## THE TASK
Find all lines below containing the string "date" and return them.
Top of DATA FOR THIS TASK
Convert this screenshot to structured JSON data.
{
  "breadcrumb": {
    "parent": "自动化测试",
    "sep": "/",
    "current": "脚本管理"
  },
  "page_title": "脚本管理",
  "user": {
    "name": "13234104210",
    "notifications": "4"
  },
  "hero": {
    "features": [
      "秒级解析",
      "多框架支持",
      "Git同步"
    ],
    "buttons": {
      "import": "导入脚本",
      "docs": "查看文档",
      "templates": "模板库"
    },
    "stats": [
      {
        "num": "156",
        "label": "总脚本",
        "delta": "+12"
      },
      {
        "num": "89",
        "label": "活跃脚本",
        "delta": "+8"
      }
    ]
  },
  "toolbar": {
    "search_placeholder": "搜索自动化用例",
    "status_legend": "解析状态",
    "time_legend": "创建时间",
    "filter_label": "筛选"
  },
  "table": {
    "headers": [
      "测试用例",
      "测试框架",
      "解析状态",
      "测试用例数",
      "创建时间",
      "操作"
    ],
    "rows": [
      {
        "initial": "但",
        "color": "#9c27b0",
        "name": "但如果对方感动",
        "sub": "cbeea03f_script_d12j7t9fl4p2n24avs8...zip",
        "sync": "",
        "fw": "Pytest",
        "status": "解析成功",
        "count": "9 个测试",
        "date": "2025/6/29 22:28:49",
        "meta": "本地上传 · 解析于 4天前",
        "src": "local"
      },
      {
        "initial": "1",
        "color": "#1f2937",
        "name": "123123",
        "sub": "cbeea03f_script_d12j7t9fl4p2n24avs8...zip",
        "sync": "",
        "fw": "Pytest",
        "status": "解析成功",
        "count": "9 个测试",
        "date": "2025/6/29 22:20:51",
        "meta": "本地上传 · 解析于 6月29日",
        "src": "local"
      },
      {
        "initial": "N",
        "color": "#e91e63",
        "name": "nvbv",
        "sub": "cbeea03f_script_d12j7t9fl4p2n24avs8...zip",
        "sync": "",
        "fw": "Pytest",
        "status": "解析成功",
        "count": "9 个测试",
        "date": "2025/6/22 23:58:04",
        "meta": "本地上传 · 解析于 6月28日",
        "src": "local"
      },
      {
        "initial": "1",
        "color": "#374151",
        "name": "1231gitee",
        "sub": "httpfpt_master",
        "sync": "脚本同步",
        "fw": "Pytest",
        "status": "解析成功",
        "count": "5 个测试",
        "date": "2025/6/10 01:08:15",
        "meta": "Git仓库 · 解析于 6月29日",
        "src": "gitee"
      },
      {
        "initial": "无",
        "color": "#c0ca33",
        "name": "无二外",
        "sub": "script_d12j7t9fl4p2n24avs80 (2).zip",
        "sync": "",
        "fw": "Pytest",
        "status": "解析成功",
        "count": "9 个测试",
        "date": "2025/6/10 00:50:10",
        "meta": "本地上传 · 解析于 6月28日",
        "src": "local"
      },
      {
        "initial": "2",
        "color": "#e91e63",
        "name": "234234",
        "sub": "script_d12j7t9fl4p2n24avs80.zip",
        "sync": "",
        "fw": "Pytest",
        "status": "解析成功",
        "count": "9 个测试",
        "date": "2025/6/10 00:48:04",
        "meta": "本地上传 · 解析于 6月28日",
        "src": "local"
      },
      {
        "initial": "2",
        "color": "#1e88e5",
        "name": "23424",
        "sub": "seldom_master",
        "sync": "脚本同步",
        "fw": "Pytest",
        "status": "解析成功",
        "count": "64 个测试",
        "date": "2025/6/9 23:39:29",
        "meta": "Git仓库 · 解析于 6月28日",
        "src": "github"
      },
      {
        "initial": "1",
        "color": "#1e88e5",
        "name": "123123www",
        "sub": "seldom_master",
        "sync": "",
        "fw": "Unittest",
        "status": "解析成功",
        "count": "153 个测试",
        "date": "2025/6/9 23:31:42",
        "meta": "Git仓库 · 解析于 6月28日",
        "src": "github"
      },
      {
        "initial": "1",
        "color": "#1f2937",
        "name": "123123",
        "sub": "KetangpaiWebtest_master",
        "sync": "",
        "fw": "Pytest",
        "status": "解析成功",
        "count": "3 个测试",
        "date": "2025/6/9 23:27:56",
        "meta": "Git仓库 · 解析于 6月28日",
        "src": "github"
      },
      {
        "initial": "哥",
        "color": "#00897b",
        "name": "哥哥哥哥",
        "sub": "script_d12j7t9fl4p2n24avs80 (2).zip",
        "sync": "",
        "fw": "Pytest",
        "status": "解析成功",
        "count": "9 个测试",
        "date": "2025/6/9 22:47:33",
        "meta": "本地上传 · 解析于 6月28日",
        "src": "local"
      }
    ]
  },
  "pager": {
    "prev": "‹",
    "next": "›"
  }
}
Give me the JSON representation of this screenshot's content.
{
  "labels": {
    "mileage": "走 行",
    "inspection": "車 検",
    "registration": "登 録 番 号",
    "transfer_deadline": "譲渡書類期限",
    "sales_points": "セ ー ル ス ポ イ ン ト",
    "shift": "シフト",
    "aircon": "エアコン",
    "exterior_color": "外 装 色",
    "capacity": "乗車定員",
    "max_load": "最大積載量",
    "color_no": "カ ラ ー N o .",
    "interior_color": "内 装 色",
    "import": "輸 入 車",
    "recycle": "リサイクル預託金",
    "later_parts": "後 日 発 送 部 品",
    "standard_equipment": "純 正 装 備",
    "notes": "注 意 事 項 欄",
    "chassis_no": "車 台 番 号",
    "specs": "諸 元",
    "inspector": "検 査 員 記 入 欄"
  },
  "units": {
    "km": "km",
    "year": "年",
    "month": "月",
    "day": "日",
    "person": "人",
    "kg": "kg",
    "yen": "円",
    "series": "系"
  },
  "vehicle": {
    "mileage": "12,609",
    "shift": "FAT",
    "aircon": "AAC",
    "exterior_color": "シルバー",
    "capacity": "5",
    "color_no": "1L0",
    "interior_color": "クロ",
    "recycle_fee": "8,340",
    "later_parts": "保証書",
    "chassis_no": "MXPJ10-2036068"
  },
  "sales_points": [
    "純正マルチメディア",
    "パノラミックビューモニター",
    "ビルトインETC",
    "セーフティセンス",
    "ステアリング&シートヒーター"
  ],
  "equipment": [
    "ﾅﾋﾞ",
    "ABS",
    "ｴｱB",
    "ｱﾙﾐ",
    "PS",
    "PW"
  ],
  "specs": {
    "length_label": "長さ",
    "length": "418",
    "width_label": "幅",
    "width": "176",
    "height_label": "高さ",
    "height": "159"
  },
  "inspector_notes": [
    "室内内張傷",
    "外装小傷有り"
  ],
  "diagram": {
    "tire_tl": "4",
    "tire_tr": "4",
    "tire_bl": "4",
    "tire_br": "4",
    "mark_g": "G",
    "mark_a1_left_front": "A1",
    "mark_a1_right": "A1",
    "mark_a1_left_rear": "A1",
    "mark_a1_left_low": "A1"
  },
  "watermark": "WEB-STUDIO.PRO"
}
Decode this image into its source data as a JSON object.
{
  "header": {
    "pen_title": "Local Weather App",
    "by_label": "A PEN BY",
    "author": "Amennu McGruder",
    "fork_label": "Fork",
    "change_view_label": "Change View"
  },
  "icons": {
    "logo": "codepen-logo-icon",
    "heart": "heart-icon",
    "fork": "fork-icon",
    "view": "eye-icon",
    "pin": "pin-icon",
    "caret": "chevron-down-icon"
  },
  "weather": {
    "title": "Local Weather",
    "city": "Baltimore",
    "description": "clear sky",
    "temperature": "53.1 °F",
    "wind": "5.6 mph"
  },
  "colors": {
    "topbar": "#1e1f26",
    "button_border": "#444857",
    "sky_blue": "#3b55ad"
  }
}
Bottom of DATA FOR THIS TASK
## TASK OUTPUT
        "date": "2025/6/29 22:28:49",
        "date": "2025/6/29 22:20:51",
        "date": "2025/6/22 23:58:04",
        "date": "2025/6/10 01:08:15",
        "date": "2025/6/10 00:50:10",
        "date": "2025/6/10 00:48:04",
        "date": "2025/6/9 23:39:29",
        "date": "2025/6/9 23:31:42",
        "date": "2025/6/9 23:27:56",
        "date": "2025/6/9 22:47:33",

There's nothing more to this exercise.